== What you need to do ==
Each line holding the string "viewers" is to be copied from the data.

Collected data:
——————————
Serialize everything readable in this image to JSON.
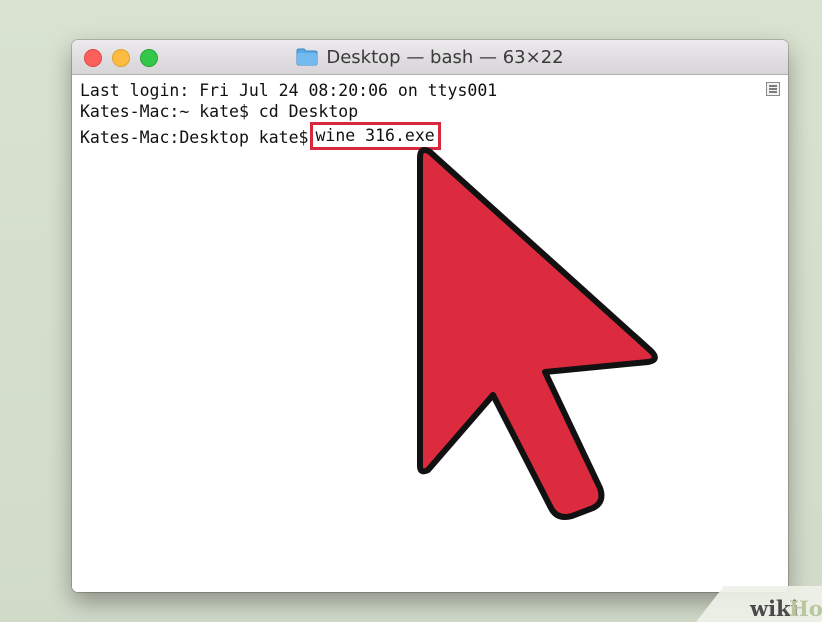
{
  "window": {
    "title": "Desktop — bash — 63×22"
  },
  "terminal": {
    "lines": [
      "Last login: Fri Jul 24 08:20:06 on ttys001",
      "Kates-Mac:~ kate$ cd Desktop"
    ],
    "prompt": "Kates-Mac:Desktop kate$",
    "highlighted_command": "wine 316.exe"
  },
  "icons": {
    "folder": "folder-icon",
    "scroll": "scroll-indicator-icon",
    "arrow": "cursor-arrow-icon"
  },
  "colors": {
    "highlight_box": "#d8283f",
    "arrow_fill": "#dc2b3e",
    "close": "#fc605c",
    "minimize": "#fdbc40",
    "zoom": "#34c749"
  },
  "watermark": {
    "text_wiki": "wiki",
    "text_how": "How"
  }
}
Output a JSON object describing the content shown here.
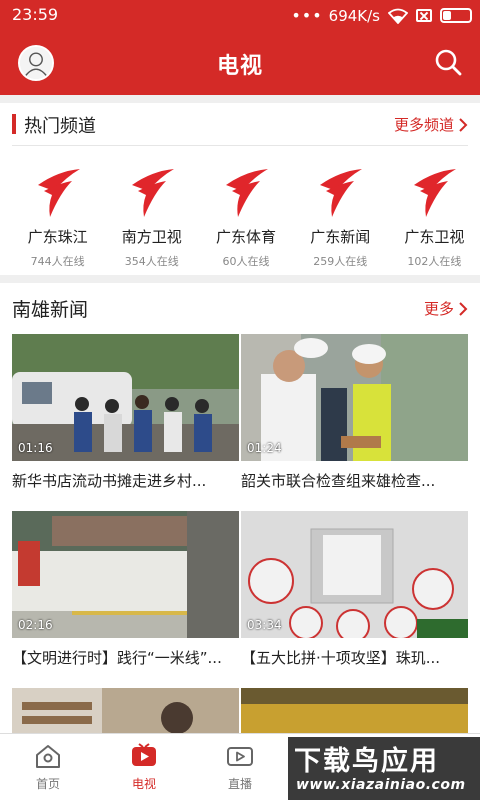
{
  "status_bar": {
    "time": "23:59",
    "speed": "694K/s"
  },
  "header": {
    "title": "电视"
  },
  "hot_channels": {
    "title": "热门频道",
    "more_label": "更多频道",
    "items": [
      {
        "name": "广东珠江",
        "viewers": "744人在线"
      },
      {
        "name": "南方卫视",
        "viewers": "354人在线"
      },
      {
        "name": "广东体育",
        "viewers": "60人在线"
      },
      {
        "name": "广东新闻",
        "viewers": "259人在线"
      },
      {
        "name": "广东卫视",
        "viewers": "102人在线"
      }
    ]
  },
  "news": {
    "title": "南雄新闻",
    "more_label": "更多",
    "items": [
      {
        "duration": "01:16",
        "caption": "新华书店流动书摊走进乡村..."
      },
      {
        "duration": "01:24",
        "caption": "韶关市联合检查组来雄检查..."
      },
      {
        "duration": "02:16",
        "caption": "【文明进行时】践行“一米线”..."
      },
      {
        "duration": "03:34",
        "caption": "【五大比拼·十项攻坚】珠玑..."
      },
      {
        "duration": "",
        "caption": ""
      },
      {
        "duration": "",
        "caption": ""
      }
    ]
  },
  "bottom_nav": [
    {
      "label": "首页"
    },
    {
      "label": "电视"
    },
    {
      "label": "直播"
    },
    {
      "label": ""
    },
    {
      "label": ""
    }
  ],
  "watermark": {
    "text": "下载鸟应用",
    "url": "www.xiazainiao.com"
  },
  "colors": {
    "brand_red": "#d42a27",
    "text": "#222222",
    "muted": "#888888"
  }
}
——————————
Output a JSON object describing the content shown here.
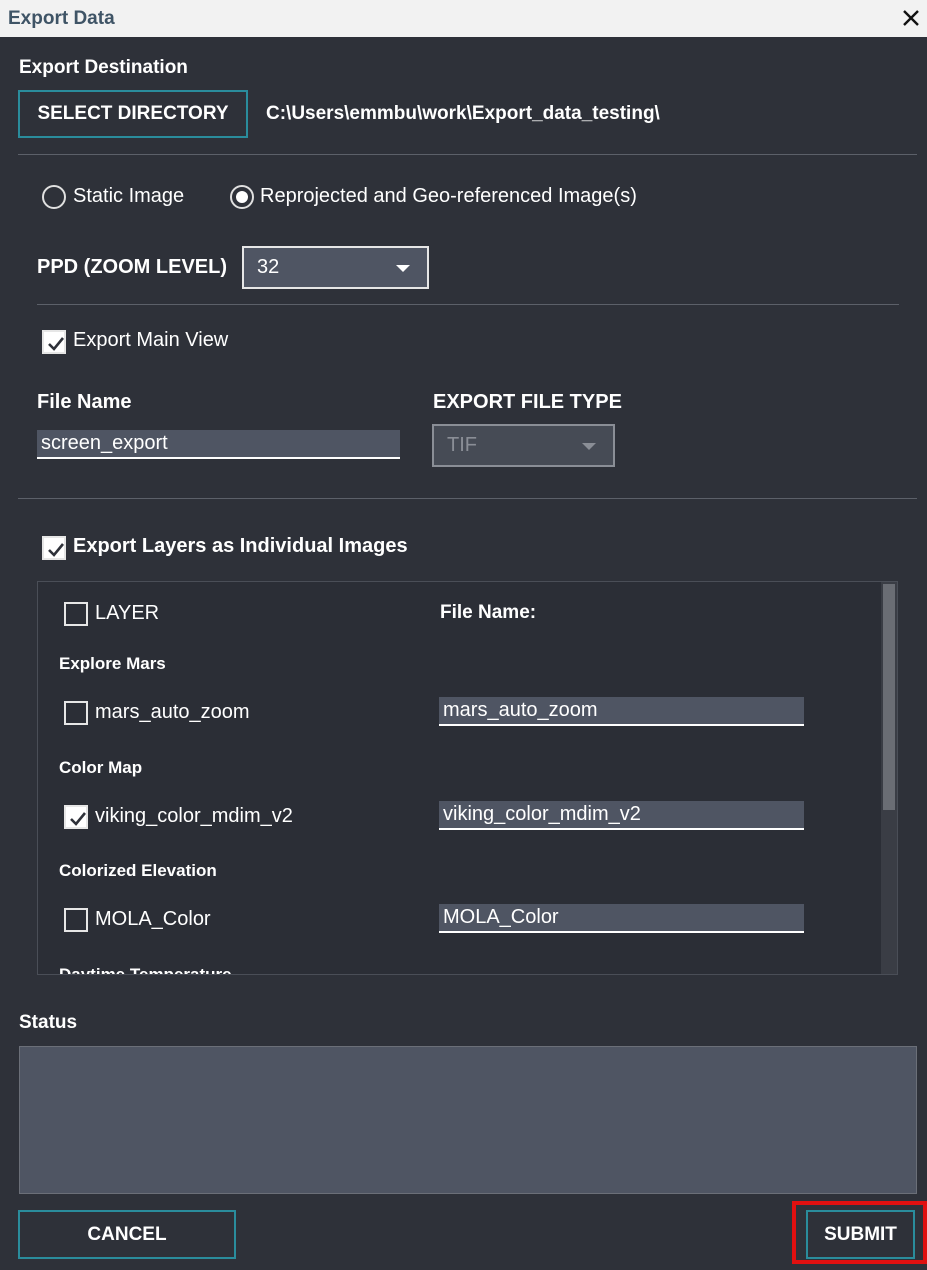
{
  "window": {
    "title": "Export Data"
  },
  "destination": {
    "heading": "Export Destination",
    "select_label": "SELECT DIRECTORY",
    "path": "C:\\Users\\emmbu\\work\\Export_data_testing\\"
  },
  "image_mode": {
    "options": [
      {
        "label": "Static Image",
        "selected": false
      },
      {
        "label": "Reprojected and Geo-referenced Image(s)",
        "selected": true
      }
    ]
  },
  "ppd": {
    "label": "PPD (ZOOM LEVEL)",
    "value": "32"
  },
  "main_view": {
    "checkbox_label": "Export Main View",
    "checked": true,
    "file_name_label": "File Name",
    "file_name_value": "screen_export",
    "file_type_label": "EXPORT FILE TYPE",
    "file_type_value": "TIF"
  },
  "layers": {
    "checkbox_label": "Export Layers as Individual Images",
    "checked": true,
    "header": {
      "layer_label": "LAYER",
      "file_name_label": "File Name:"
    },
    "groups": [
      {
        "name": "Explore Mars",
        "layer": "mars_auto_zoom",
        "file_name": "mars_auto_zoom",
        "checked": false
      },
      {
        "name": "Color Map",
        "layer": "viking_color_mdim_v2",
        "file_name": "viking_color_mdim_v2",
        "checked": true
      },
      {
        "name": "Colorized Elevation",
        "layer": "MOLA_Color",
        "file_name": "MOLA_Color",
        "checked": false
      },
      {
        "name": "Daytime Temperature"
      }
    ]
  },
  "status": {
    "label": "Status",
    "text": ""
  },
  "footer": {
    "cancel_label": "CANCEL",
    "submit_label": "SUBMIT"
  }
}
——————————
== Task result ==
        "viewers": "744人在线"
        "viewers": "354人在线"
        "viewers": "60人在线"
        "viewers": "259人在线"
        "viewers": "102人在线"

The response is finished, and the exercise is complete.